Collection entries:
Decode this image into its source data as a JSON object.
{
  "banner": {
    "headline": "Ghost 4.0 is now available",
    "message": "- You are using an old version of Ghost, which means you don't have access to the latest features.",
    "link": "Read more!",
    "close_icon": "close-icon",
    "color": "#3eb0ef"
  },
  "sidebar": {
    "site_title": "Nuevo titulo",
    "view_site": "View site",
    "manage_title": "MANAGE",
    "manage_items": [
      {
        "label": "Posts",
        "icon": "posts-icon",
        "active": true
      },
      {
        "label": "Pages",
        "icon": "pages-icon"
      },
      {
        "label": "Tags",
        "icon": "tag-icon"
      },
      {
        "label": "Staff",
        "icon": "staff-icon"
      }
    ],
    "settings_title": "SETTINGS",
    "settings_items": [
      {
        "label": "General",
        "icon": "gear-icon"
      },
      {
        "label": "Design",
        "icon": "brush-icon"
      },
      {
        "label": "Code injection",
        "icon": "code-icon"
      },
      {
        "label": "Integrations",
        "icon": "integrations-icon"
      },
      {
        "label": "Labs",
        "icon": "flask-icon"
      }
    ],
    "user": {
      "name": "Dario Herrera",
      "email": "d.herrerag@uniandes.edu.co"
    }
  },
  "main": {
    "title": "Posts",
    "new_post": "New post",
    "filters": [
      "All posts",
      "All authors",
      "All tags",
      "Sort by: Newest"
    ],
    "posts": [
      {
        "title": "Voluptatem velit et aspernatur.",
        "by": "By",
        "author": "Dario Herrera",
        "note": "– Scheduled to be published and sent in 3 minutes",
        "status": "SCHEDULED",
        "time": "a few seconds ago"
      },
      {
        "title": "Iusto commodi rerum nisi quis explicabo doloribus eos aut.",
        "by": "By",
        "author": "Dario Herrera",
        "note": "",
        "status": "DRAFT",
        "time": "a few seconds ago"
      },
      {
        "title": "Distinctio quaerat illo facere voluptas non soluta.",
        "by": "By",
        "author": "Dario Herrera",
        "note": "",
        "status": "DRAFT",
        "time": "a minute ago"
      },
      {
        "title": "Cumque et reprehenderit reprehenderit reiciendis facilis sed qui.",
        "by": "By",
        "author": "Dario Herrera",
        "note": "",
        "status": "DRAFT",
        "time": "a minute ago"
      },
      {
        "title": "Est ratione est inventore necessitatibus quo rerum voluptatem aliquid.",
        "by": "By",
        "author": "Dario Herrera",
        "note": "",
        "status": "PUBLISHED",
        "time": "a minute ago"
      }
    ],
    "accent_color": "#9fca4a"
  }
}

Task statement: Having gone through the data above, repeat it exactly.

Output for this exercise:
Decode this image into its source data as a JSON object.
{
  "banner": {
    "headline": "Ghost 4.0 is now available",
    "message": "- You are using an old version of Ghost, which means you don't have access to the latest features.",
    "link": "Read more!",
    "close_icon": "close-icon",
    "color": "#3eb0ef"
  },
  "sidebar": {
    "site_title": "Nuevo titulo",
    "view_site": "View site",
    "manage_title": "MANAGE",
    "manage_items": [
      {
        "label": "Posts",
        "icon": "posts-icon",
        "active": true
      },
      {
        "label": "Pages",
        "icon": "pages-icon"
      },
      {
        "label": "Tags",
        "icon": "tag-icon"
      },
      {
        "label": "Staff",
        "icon": "staff-icon"
      }
    ],
    "settings_title": "SETTINGS",
    "settings_items": [
      {
        "label": "General",
        "icon": "gear-icon"
      },
      {
        "label": "Design",
        "icon": "brush-icon"
      },
      {
        "label": "Code injection",
        "icon": "code-icon"
      },
      {
        "label": "Integrations",
        "icon": "integrations-icon"
      },
      {
        "label": "Labs",
        "icon": "flask-icon"
      }
    ],
    "user": {
      "name": "Dario Herrera",
      "email": "d.herrerag@uniandes.edu.co"
    }
  },
  "main": {
    "title": "Posts",
    "new_post": "New post",
    "filters": [
      "All posts",
      "All authors",
      "All tags",
      "Sort by: Newest"
    ],
    "posts": [
      {
        "title": "Voluptatem velit et aspernatur.",
        "by": "By",
        "author": "Dario Herrera",
        "note": "– Scheduled to be published and sent in 3 minutes",
        "status": "SCHEDULED",
        "time": "a few seconds ago"
      },
      {
        "title": "Iusto commodi rerum nisi quis explicabo doloribus eos aut.",
        "by": "By",
        "author": "Dario Herrera",
        "note": "",
        "status": "DRAFT",
        "time": "a few seconds ago"
      },
      {
        "title": "Distinctio quaerat illo facere voluptas non soluta.",
        "by": "By",
        "author": "Dario Herrera",
        "note": "",
        "status": "DRAFT",
        "time": "a minute ago"
      },
      {
        "title": "Cumque et reprehenderit reprehenderit reiciendis facilis sed qui.",
        "by": "By",
        "author": "Dario Herrera",
        "note": "",
        "status": "DRAFT",
        "time": "a minute ago"
      },
      {
        "title": "Est ratione est inventore necessitatibus quo rerum voluptatem aliquid.",
        "by": "By",
        "author": "Dario Herrera",
        "note": "",
        "status": "PUBLISHED",
        "time": "a minute ago"
      }
    ],
    "accent_color": "#9fca4a"
  }
}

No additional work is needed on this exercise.